Truck Accidents Causing Amputations
May 28, 2014, an NBC News affiliate reported that rescuers had to partially amputate a 42-year-old truck driver’s leg after he lost control of his rig, slammed into a guardrail and a bridge pier, and pinned his left leg beneath the steering column.
“State Police are investigating the accident and are in the process of deciding whether [the driver] should be cited for careless driving,” NBC stated.
Six months earlier, news station ABC.net reported that a 42-year-old truck driver’s leg was amputated after he crashed into a parked vehicle and crushed the left side of his rig.
The area was allegedly well lit, and “an initial investigation showed no signs of skid marks, brake failure, or any mechanical problem with the truck,” ABC stated. Investigators did, however, find a cell phone in the driver’s cab, which means he could have been texting at the time of the accident.
Unfortunately, truck drivers and construction workers don’t just injure themselves when they drive carelessly. For instance, September 5, 2012, a 71-year-old dump truck driver backed into an Ohio State University student as he rode his bike on campus.
“[T]he teen suffered multiple broken bones and internal injuries and has been in and out of surgery,” WSAZ.com reported the next day. The 18-year-old’s father told reporters that his son’s right leg was amputated and he would need further surgery to rebuild his pelvis and bladder.

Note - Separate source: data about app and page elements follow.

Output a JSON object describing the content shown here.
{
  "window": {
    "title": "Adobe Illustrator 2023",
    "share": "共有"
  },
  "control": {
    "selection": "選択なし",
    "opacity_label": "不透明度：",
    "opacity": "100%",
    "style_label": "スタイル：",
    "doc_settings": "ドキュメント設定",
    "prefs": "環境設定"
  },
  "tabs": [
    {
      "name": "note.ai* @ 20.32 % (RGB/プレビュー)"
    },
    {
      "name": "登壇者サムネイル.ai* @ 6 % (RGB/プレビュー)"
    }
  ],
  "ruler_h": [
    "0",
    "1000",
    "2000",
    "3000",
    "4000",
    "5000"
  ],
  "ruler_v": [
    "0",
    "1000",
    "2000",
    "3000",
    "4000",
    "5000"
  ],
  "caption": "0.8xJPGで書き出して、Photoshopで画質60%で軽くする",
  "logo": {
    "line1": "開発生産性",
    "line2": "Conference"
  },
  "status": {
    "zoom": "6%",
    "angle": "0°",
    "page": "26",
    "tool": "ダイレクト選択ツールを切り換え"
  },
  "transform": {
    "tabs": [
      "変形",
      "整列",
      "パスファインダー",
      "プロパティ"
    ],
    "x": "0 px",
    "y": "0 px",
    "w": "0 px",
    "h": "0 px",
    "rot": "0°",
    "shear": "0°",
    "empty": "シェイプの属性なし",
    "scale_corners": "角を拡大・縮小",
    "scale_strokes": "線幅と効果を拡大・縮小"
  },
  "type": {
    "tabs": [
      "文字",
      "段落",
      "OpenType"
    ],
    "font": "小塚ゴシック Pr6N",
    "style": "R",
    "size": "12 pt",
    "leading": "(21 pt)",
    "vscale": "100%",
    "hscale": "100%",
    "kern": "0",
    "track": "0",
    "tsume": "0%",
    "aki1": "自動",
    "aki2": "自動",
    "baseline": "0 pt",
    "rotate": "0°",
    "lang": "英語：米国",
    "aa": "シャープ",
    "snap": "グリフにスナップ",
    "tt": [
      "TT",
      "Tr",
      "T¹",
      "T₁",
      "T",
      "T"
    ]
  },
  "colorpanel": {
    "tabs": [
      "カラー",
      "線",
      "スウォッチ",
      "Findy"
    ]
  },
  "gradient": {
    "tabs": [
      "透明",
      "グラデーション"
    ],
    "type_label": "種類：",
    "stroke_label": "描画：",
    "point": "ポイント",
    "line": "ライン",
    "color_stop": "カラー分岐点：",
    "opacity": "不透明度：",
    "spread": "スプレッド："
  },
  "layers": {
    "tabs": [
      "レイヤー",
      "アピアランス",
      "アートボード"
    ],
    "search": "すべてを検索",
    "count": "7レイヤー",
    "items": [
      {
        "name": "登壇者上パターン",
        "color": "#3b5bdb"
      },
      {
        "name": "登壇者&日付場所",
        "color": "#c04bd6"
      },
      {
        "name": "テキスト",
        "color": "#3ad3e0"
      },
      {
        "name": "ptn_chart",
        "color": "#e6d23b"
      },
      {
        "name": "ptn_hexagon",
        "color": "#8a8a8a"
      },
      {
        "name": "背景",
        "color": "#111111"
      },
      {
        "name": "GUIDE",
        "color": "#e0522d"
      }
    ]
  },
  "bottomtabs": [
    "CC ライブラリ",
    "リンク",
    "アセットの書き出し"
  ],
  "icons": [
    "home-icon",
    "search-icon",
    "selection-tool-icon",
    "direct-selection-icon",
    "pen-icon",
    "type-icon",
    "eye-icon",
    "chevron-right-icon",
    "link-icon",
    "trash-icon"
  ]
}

The following January, the student’s family filed a lawsuit against OSU, the 10 contractors it hired, and the dump truck driver.

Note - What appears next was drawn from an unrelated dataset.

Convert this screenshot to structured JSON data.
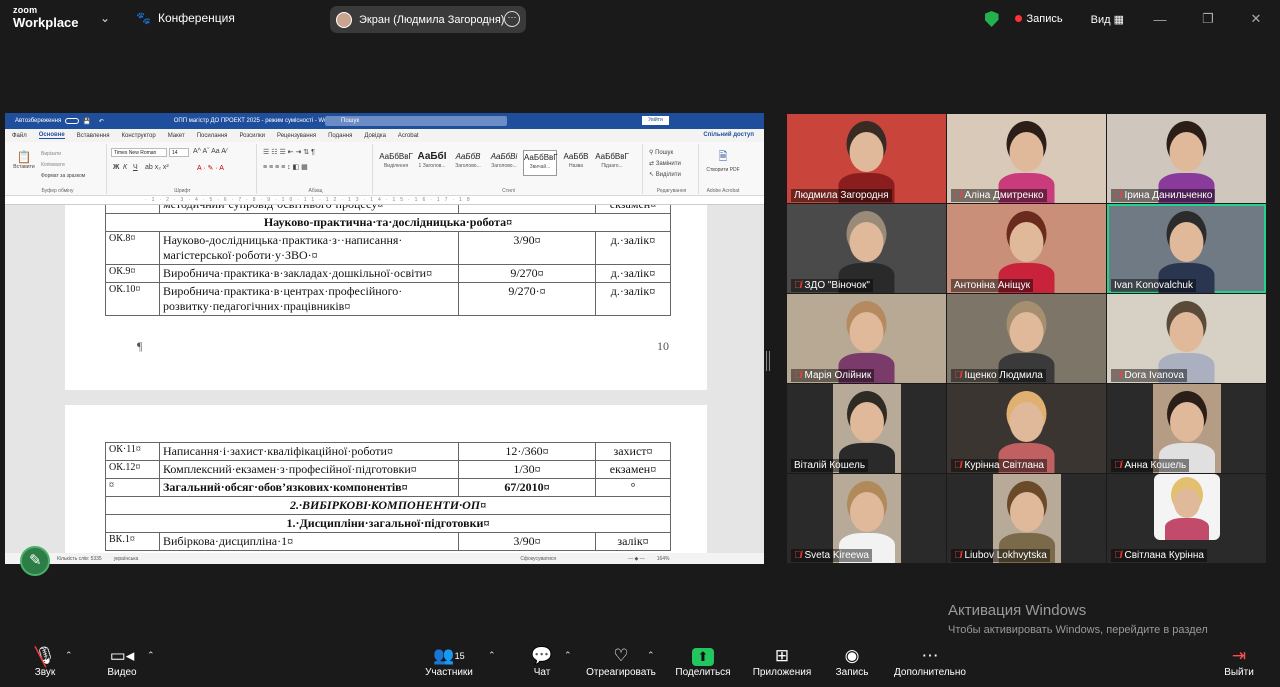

June 7, 2013, another dump truck driver ran over a man conducting asphalt density tests at an intersection. The victim suffered deep vein thrombosis, pulmonary embolism, and had to have his left leg and ankle partially amputated, per madisonrecord.com.

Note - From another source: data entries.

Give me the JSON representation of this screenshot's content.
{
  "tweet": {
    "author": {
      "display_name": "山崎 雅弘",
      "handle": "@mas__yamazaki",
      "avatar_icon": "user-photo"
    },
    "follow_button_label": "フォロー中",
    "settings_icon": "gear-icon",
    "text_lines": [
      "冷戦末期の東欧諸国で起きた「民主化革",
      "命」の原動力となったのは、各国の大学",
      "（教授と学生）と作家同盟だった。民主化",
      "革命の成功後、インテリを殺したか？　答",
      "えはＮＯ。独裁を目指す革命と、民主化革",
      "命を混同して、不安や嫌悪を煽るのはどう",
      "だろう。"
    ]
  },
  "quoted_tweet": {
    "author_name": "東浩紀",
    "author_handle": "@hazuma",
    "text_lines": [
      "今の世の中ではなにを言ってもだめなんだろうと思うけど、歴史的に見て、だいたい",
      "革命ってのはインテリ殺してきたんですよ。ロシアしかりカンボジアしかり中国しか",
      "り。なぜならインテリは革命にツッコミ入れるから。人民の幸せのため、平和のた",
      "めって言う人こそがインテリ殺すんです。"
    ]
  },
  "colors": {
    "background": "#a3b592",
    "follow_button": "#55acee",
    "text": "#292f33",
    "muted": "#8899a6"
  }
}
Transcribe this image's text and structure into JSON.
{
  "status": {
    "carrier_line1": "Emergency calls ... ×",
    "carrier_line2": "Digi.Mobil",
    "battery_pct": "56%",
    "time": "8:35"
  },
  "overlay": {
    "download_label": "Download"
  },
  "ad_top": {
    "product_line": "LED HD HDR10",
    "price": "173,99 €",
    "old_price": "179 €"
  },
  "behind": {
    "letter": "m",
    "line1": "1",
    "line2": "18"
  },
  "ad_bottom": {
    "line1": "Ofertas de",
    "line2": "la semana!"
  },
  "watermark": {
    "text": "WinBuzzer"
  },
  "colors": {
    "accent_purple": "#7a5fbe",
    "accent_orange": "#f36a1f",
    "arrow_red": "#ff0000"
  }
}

He and his wife filed a lawsuit, which alleged the driver and his employer “failed to keep a proper lookout, failed to keep his dump truck under control, backed in a construction zone without an audible reverse signal alarm and without an observer, backed the dump truck without first determining that no one was in the backing zone and failed to implement a comprehensive safety program, among other negligent acts.”
According to the U.S. Department of Transportation’s (DOT) latest statistics, the number of people who were injured in an accident involving a large truck increased 18 percent between 2011 and 2012.
“Of these people injured in 2012, 73 percent were occupants of other vehicles, 3 percent were nonoccupants, and 24 percent were occupants of large trucks,” DOT stated.
If a truck driver hit you and caused a severe injury or the death of a loved one, attorney Chris Mellino welcomes you to contact our Cleveland office for a free consultation before Ohio’s statute of limitations expires in your potential claim.